Dataset rows for apps and sites:
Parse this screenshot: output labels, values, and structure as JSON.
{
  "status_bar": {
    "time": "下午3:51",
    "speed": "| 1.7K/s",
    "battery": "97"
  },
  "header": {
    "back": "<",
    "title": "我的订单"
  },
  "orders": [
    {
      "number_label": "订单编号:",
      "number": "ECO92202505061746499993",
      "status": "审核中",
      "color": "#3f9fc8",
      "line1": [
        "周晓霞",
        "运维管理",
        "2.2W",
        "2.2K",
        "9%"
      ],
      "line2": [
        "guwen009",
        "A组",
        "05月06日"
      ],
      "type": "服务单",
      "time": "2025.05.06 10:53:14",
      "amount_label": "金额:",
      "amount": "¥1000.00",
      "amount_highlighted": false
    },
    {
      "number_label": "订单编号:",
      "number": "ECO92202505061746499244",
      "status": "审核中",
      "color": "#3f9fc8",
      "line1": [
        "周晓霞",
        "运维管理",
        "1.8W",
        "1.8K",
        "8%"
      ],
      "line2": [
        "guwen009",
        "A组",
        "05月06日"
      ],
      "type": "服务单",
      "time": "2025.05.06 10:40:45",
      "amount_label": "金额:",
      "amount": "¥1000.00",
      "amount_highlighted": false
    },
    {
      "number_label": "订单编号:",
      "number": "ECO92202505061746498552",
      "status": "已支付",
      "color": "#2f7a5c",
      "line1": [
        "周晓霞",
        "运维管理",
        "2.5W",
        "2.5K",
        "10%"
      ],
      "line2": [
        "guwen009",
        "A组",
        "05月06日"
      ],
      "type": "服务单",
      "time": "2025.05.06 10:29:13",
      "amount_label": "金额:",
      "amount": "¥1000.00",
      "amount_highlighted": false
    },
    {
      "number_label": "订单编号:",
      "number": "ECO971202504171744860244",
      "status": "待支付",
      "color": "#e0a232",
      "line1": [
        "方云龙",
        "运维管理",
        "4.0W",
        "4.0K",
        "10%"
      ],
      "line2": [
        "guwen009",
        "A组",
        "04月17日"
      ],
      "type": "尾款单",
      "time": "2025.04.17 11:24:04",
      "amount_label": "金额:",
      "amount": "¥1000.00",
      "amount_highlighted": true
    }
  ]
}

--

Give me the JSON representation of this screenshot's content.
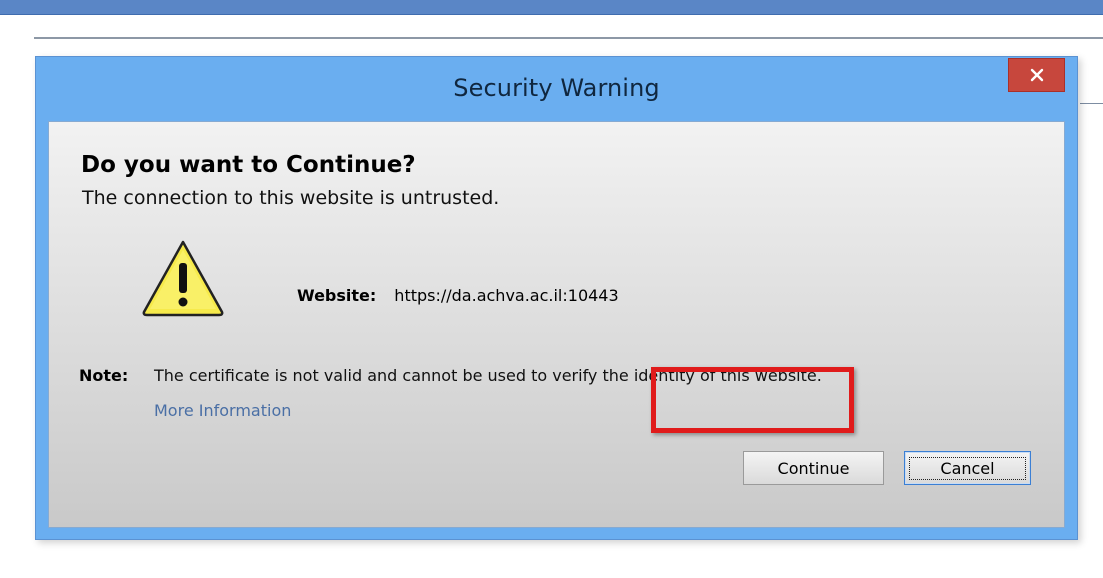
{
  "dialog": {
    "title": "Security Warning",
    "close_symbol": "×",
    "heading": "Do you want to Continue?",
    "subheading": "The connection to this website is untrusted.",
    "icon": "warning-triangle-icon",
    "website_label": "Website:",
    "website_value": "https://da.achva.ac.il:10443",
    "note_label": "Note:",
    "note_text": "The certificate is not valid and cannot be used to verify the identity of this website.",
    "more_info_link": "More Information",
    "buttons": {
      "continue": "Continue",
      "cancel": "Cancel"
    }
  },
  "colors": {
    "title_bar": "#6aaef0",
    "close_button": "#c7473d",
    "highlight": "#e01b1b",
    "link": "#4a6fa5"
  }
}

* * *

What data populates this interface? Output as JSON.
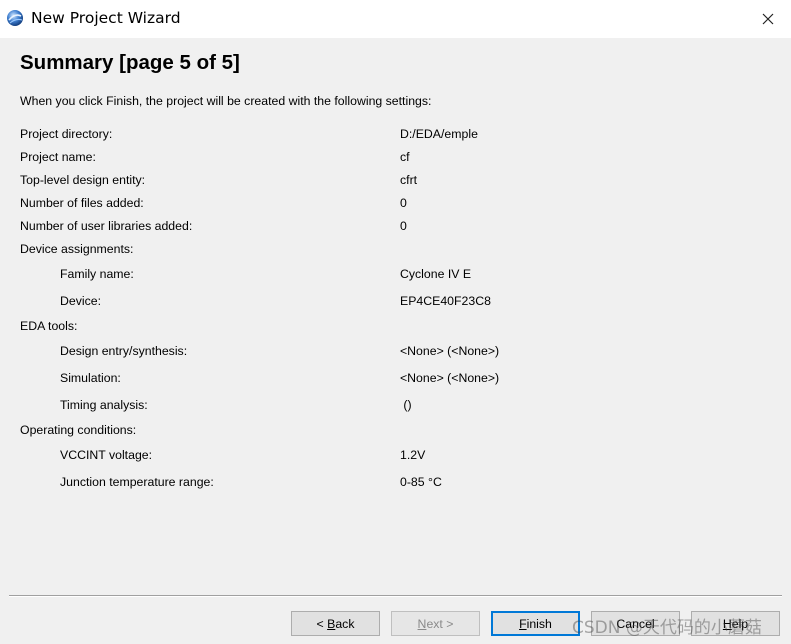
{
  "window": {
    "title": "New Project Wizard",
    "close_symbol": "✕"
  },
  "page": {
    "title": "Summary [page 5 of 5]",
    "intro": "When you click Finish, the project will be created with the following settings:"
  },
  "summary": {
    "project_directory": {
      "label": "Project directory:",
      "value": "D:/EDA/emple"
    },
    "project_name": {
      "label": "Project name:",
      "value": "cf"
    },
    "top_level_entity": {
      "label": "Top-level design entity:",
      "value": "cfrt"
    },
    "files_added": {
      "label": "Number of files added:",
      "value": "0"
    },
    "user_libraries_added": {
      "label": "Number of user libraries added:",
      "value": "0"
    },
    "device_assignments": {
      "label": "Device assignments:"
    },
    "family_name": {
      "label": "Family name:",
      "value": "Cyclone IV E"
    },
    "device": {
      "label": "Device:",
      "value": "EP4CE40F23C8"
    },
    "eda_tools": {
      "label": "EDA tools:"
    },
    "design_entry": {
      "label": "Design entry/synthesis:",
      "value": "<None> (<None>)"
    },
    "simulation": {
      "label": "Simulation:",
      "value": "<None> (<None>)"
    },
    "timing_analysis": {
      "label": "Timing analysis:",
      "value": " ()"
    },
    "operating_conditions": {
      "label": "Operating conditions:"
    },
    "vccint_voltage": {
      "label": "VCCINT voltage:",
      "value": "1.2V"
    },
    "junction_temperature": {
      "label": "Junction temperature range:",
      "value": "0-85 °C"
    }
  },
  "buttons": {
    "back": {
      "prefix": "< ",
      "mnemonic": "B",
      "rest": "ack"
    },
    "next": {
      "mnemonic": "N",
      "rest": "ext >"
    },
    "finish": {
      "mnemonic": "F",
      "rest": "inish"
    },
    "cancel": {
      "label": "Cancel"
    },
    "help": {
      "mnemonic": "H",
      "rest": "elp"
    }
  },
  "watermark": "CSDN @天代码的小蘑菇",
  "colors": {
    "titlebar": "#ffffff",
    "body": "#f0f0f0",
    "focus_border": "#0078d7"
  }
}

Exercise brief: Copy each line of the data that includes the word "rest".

Reply:
      "rest": "ack"
      "rest": "ext >"
      "rest": "inish"
      "rest": "elp"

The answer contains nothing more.